Cyrus the Great (600?–529 B.C.), the founder of the ancient Persian Empire. He united the Persians, overthrew the Medes, and then conquered much of the Middle East. The empire he founded eventually extended from Libya to India.
Most of what we know of Cyrus' early life comes from the Greek historian Herodotus. According to Herodotus, Cyrus was a grandson of Astyage, king of the Medes. In 558 B.C. Cyrus became king of a realm that included Anshan and Persis, two Persian states then subject to the Medes. In 550 B.C. he overthrew Astyages and made himself king of the Medes and the Persians. He next invaded Asia Minor and attacked Lydia, which was ruled by Croesus. In 546 B.C. Cyrus' armies captured the Lydian capital of Sardis and overthrew Croesus. Babylon fell to his forces in 539 B.C. without battle.
Cyrus pursued a policy of religious toleration. He permitted the Jewish captives in Babylon, who had been taken by the Babylonians from their homeland in 586 B.C., to return to Judah.

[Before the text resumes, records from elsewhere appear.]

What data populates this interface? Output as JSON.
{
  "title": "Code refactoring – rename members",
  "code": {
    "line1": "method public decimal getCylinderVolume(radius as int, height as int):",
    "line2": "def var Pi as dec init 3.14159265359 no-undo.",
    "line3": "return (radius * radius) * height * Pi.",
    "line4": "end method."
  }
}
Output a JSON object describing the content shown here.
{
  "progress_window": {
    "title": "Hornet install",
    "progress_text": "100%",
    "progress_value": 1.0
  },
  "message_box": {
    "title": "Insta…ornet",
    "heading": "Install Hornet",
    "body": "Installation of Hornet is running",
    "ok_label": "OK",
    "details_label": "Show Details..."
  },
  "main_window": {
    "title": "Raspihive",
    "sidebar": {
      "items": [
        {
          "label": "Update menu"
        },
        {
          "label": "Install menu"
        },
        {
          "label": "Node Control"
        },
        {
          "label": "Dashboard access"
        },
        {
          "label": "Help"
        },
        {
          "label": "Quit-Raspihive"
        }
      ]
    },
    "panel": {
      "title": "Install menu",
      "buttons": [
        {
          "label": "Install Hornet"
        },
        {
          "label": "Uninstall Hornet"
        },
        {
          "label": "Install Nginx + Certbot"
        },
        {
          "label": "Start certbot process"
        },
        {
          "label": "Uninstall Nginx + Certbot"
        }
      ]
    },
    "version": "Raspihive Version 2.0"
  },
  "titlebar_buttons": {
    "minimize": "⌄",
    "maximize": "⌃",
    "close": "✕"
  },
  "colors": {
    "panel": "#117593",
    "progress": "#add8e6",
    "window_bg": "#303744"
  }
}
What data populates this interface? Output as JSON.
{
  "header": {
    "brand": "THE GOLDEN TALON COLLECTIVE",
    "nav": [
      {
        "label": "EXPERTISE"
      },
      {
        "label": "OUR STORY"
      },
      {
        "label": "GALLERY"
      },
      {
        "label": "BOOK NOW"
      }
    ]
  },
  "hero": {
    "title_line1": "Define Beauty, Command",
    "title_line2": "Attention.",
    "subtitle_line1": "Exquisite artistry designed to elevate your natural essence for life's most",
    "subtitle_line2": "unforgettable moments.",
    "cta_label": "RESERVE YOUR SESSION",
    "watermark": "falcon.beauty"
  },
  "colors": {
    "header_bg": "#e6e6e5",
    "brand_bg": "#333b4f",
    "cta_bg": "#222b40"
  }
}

Cyrus died in 529 B.C., apparently as a result of wounds received in a war with a barbarian tribe. He was succeeded by his son Cambyses.
Cyrus is presented as the ideal ruler and general in the Cyropaediawritten by the Greek historian Xenophon.